We were all feeling a little more subdued after our late night on Saturday, so we decided to get started later (around noon), and then take our time wandering. The weather was perfect, the birds were chirping, the fireworks were going off, and all was right in the world. Fireworks play constantly in the air at this time of year, from incredibly loud bangs to lights shot high into the air or decorating the sidewalks.

We ended up across the Turia riverbed in a search for a grocery store, and also found a small pub where we ate lunch and watched part of a soccer game (Valencia and Mallorca’s teams). We were there about two hours, talking and considering the ways that American and Spanish culture are different, especially around big-league sports. An Asian couple ran the place, and the man remarked (in Spanish) that we were eating authentic Spanish food prepared by a Chinese man. Brilliant.
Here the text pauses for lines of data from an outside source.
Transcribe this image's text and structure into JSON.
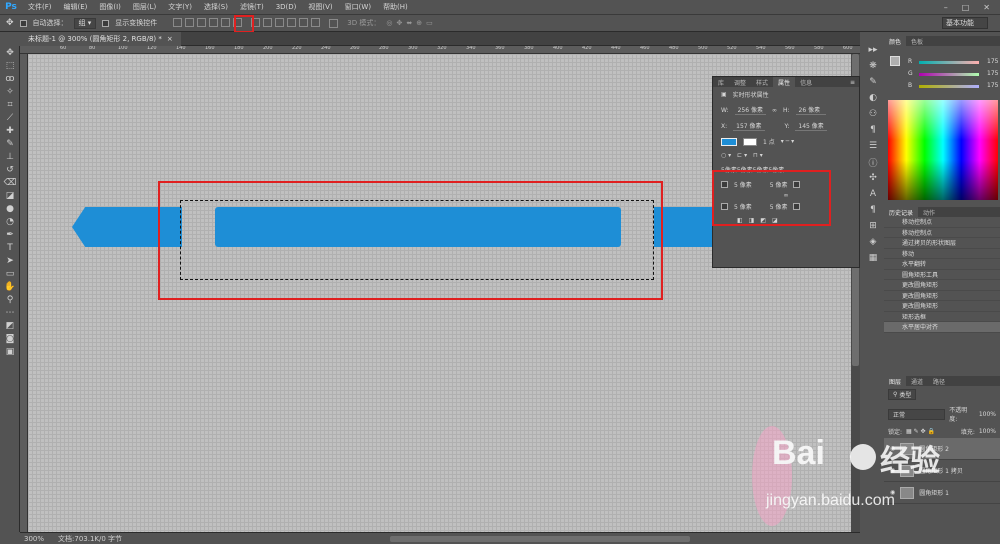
{
  "app": {
    "logo": "Ps"
  },
  "menu": [
    "文件(F)",
    "编辑(E)",
    "图像(I)",
    "图层(L)",
    "文字(Y)",
    "选择(S)",
    "滤镜(T)",
    "3D(D)",
    "视图(V)",
    "窗口(W)",
    "帮助(H)"
  ],
  "options": {
    "auto_select_label": "自动选择：",
    "auto_select_value": "组",
    "show_transform_label": "显示变换控件",
    "mode_3d_label": "3D 模式：",
    "workspace": "基本功能"
  },
  "document": {
    "tab_title": "未标题-1 @ 300% (圆角矩形 2, RGB/8) *",
    "close": "×"
  },
  "ruler_ticks": [
    "60",
    "80",
    "100",
    "120",
    "140",
    "160",
    "180",
    "200",
    "220",
    "240",
    "260",
    "280",
    "300",
    "320",
    "340",
    "360",
    "380",
    "400",
    "420",
    "440",
    "460",
    "480",
    "500",
    "520",
    "540",
    "560",
    "580",
    "600"
  ],
  "status": {
    "zoom": "300%",
    "doc_info": "文档:703.1K/0 字节"
  },
  "properties": {
    "tabs": [
      "库",
      "调整",
      "样式",
      "属性",
      "信息"
    ],
    "active_tab": "属性",
    "title": "实时形状属性",
    "w_label": "W:",
    "w_value": "256 像素",
    "h_label": "H:",
    "h_value": "26 像素",
    "x_label": "X:",
    "x_value": "157 像素",
    "y_label": "Y:",
    "y_value": "145 像素",
    "stroke_width": "1 点",
    "corner_header": "5像素5像素5像素5像素",
    "corner_tl": "5 像素",
    "corner_tr": "5 像素",
    "corner_bl": "5 像素",
    "corner_br": "5 像素",
    "link_symbol": "∞"
  },
  "color": {
    "tabs": [
      "颜色",
      "色板"
    ],
    "r_label": "R",
    "r_value": "175",
    "g_label": "G",
    "g_value": "175",
    "b_label": "B",
    "b_value": "175",
    "accent": "#1e8ed6"
  },
  "history": {
    "tabs": [
      "历史记录",
      "动作"
    ],
    "items": [
      "移动控制点",
      "移动控制点",
      "通过拷贝的形状图层",
      "移动",
      "水平翻转",
      "圆角矩形工具",
      "更改圆角矩形",
      "更改圆角矩形",
      "更改圆角矩形",
      "矩形选框",
      "水平居中对齐"
    ],
    "active_index": 10
  },
  "layers": {
    "tabs": [
      "图层",
      "通道",
      "路径"
    ],
    "kind_label": "类型",
    "blend_mode": "正常",
    "opacity_label": "不透明度:",
    "opacity_value": "100%",
    "lock_label": "锁定:",
    "fill_label": "填充:",
    "fill_value": "100%",
    "items": [
      "圆角矩形 2",
      "圆角矩形 1 拷贝",
      "圆角矩形 1"
    ],
    "active_index": 0
  },
  "watermark": {
    "brand": "Bai",
    "brand2": "经验",
    "url": "jingyan.baidu.com"
  }
}
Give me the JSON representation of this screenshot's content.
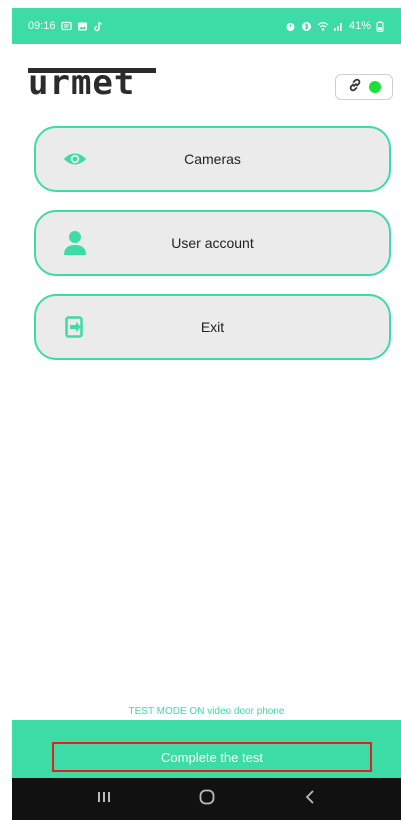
{
  "status_bar": {
    "time": "09:16",
    "battery_text": "41%",
    "left_icons": [
      "chat-icon",
      "image-icon",
      "tiktok-icon"
    ],
    "right_icons": [
      "alarm-icon",
      "bluetooth-icon",
      "wifi-icon",
      "signal-icon",
      "battery-icon"
    ]
  },
  "header": {
    "logo_text": "urmet",
    "connection": {
      "icon": "link-icon",
      "status_color": "#19e03b"
    }
  },
  "menu": {
    "items": [
      {
        "label": "Cameras",
        "icon": "eye-icon"
      },
      {
        "label": "User account",
        "icon": "user-icon"
      },
      {
        "label": "Exit",
        "icon": "exit-icon"
      }
    ]
  },
  "footer": {
    "test_mode_text": "TEST MODE ON video door phone",
    "complete_label": "Complete the test",
    "highlight_color": "#e02020"
  },
  "nav": {
    "buttons": [
      "recent-apps-icon",
      "home-icon",
      "back-icon"
    ]
  },
  "colors": {
    "accent": "#3ddba6",
    "button_bg": "#ebebeb",
    "nav_bg": "#111111"
  }
}
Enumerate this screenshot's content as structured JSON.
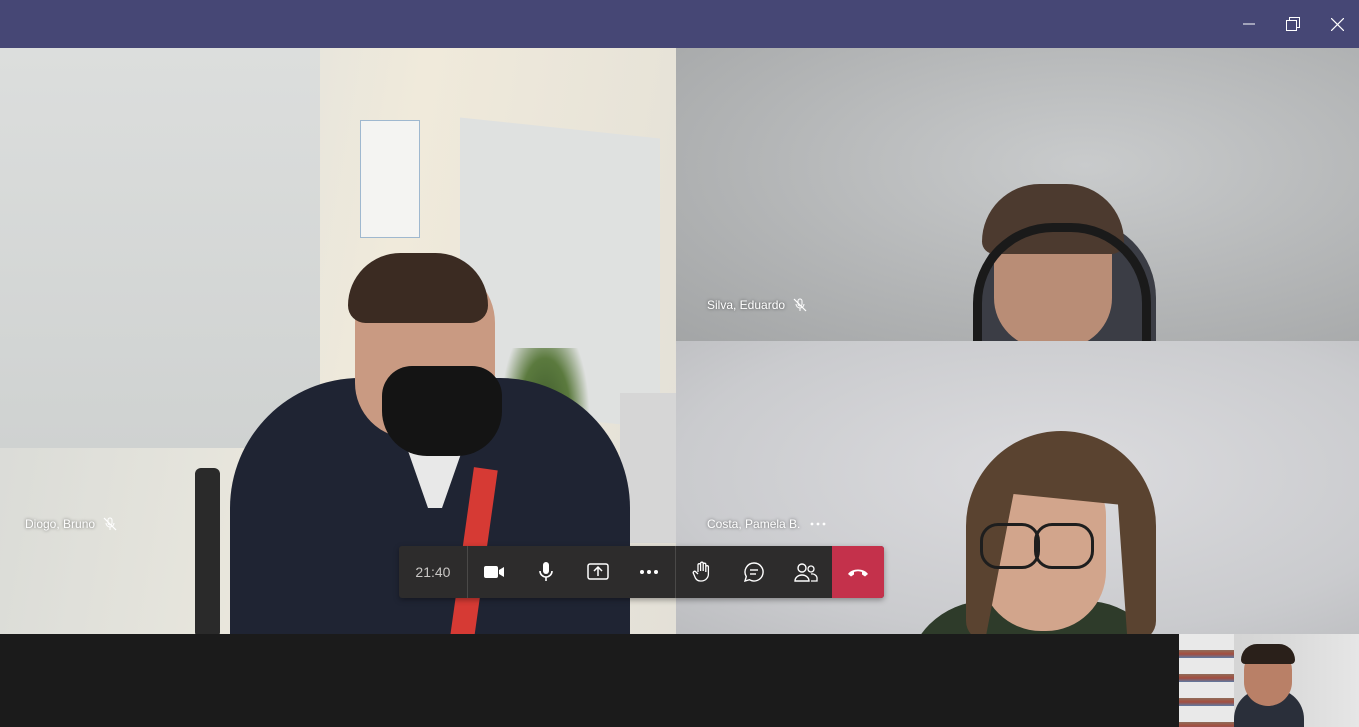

After siesta, we again hit the streets to hunt down dinner… and ended up in an American Tavern, oddly enough. The Spanish interpretation of American culture has a few funny parts, and it seemed that this particular restaurant drilled “attentive waiter” into every single member of the wait staff. That being said, there were fireworks ornaments strung throughout the restaurant for the Fallas festival.

So, what is the Fallas? One of the major festivals in Spain, the Fallas festival is a several-week long extravaganza that changes the entire city. Think of the hoopla around Mardi Gras. Multiply that by Brazil’s Carnivale, and you may be getting close. Check out this link, too.

Throughout the city, there are different sculptures in various states of assembly, and many of them are incredible works of art. Each Falla team creates their own theme, so some are political statements, some are fanciful interpretations of folk stories, and some are everything and more.


After dinner, we walked around to look at the Fallas sculptures and admire the craftsmanship and artful interpretation of many themes. We were kind of at a loss on this one, though. Here’s what we could understand:

  • The horse is the U.S.
  • The red-haired girl in hot pants (!!!) is France, and she is carrying a banner with “Liberte, Equalite, and Fraternite”
  • The very, very angry guy on the back of the horse is an enigma to us… perhaps the Spanish Inquisition?
  • There’s also a dude eatingbuenelos, the Spanish equivalent of carnival fried dough, in the back of the sculpture

See what I mean? Not very clear in every instance. The artistry in these pieces is truly incredible.